(EXERCISE DATA begins)

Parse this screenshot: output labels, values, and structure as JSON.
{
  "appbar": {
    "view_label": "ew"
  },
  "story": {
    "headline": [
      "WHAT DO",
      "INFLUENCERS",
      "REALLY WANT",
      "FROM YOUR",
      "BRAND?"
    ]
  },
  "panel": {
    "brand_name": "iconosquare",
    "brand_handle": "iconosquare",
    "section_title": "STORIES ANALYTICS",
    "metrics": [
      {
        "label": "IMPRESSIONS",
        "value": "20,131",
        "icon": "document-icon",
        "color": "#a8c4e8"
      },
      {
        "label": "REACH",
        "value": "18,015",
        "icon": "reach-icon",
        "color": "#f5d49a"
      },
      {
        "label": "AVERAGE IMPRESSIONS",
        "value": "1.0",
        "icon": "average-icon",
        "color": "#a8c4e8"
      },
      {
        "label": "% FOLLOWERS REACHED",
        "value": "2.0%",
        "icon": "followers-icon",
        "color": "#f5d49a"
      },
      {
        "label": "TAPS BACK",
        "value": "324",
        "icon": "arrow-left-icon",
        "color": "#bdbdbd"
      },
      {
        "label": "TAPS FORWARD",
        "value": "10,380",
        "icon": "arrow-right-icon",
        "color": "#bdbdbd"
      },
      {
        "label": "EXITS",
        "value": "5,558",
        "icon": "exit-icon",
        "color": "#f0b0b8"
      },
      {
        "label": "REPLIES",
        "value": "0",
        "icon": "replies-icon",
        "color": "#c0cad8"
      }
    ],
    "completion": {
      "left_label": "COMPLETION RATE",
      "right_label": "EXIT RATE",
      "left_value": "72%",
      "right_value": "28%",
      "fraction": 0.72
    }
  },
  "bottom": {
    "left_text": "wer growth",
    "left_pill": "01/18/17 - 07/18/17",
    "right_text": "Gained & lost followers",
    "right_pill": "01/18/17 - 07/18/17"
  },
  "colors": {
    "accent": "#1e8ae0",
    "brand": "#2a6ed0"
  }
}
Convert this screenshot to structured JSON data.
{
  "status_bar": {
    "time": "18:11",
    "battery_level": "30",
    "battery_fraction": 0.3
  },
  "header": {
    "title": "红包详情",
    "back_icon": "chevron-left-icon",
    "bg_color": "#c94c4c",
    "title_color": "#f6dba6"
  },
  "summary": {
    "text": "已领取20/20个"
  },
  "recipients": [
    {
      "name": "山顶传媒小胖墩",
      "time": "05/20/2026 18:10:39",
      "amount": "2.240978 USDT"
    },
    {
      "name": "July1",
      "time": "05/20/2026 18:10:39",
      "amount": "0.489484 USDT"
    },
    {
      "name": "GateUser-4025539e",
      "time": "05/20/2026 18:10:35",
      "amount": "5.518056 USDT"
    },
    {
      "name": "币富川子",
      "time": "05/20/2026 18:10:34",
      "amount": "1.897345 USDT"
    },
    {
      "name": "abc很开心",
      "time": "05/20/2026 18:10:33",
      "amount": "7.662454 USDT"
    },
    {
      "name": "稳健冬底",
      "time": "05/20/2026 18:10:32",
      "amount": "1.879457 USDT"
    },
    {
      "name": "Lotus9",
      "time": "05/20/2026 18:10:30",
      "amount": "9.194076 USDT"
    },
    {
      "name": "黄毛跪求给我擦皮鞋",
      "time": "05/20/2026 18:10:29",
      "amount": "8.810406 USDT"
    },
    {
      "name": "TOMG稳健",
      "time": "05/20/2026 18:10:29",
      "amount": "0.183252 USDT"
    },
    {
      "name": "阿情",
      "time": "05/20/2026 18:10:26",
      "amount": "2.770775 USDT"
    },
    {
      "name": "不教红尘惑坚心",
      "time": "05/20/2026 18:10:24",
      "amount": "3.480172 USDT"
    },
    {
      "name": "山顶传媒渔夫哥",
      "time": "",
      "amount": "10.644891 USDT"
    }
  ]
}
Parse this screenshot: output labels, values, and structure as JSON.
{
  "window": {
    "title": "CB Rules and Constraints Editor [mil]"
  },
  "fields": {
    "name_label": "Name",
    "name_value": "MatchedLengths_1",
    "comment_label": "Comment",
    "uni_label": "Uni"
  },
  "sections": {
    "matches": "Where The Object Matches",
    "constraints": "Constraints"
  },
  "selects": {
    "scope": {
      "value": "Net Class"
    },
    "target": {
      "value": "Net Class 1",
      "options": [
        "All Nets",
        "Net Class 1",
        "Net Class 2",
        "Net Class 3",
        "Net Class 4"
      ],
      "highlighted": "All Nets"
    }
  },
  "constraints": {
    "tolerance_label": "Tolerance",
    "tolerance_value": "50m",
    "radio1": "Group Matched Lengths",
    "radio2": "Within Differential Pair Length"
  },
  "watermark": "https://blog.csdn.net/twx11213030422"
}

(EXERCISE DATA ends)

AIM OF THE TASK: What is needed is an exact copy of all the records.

RESPONSE TO THE TASK:
Parse this screenshot: output labels, values, and structure as JSON.
{
  "appbar": {
    "view_label": "ew"
  },
  "story": {
    "headline": [
      "WHAT DO",
      "INFLUENCERS",
      "REALLY WANT",
      "FROM YOUR",
      "BRAND?"
    ]
  },
  "panel": {
    "brand_name": "iconosquare",
    "brand_handle": "iconosquare",
    "section_title": "STORIES ANALYTICS",
    "metrics": [
      {
        "label": "IMPRESSIONS",
        "value": "20,131",
        "icon": "document-icon",
        "color": "#a8c4e8"
      },
      {
        "label": "REACH",
        "value": "18,015",
        "icon": "reach-icon",
        "color": "#f5d49a"
      },
      {
        "label": "AVERAGE IMPRESSIONS",
        "value": "1.0",
        "icon": "average-icon",
        "color": "#a8c4e8"
      },
      {
        "label": "% FOLLOWERS REACHED",
        "value": "2.0%",
        "icon": "followers-icon",
        "color": "#f5d49a"
      },
      {
        "label": "TAPS BACK",
        "value": "324",
        "icon": "arrow-left-icon",
        "color": "#bdbdbd"
      },
      {
        "label": "TAPS FORWARD",
        "value": "10,380",
        "icon": "arrow-right-icon",
        "color": "#bdbdbd"
      },
      {
        "label": "EXITS",
        "value": "5,558",
        "icon": "exit-icon",
        "color": "#f0b0b8"
      },
      {
        "label": "REPLIES",
        "value": "0",
        "icon": "replies-icon",
        "color": "#c0cad8"
      }
    ],
    "completion": {
      "left_label": "COMPLETION RATE",
      "right_label": "EXIT RATE",
      "left_value": "72%",
      "right_value": "28%",
      "fraction": 0.72
    }
  },
  "bottom": {
    "left_text": "wer growth",
    "left_pill": "01/18/17 - 07/18/17",
    "right_text": "Gained & lost followers",
    "right_pill": "01/18/17 - 07/18/17"
  },
  "colors": {
    "accent": "#1e8ae0",
    "brand": "#2a6ed0"
  }
}
Convert this screenshot to structured JSON data.
{
  "status_bar": {
    "time": "18:11",
    "battery_level": "30",
    "battery_fraction": 0.3
  },
  "header": {
    "title": "红包详情",
    "back_icon": "chevron-left-icon",
    "bg_color": "#c94c4c",
    "title_color": "#f6dba6"
  },
  "summary": {
    "text": "已领取20/20个"
  },
  "recipients": [
    {
      "name": "山顶传媒小胖墩",
      "time": "05/20/2026 18:10:39",
      "amount": "2.240978 USDT"
    },
    {
      "name": "July1",
      "time": "05/20/2026 18:10:39",
      "amount": "0.489484 USDT"
    },
    {
      "name": "GateUser-4025539e",
      "time": "05/20/2026 18:10:35",
      "amount": "5.518056 USDT"
    },
    {
      "name": "币富川子",
      "time": "05/20/2026 18:10:34",
      "amount": "1.897345 USDT"
    },
    {
      "name": "abc很开心",
      "time": "05/20/2026 18:10:33",
      "amount": "7.662454 USDT"
    },
    {
      "name": "稳健冬底",
      "time": "05/20/2026 18:10:32",
      "amount": "1.879457 USDT"
    },
    {
      "name": "Lotus9",
      "time": "05/20/2026 18:10:30",
      "amount": "9.194076 USDT"
    },
    {
      "name": "黄毛跪求给我擦皮鞋",
      "time": "05/20/2026 18:10:29",
      "amount": "8.810406 USDT"
    },
    {
      "name": "TOMG稳健",
      "time": "05/20/2026 18:10:29",
      "amount": "0.183252 USDT"
    },
    {
      "name": "阿情",
      "time": "05/20/2026 18:10:26",
      "amount": "2.770775 USDT"
    },
    {
      "name": "不教红尘惑坚心",
      "time": "05/20/2026 18:10:24",
      "amount": "3.480172 USDT"
    },
    {
      "name": "山顶传媒渔夫哥",
      "time": "",
      "amount": "10.644891 USDT"
    }
  ]
}
Parse this screenshot: output labels, values, and structure as JSON.
{
  "window": {
    "title": "CB Rules and Constraints Editor [mil]"
  },
  "fields": {
    "name_label": "Name",
    "name_value": "MatchedLengths_1",
    "comment_label": "Comment",
    "uni_label": "Uni"
  },
  "sections": {
    "matches": "Where The Object Matches",
    "constraints": "Constraints"
  },
  "selects": {
    "scope": {
      "value": "Net Class"
    },
    "target": {
      "value": "Net Class 1",
      "options": [
        "All Nets",
        "Net Class 1",
        "Net Class 2",
        "Net Class 3",
        "Net Class 4"
      ],
      "highlighted": "All Nets"
    }
  },
  "constraints": {
    "tolerance_label": "Tolerance",
    "tolerance_value": "50m",
    "radio1": "Group Matched Lengths",
    "radio2": "Within Differential Pair Length"
  },
  "watermark": "https://blog.csdn.net/twx11213030422"
}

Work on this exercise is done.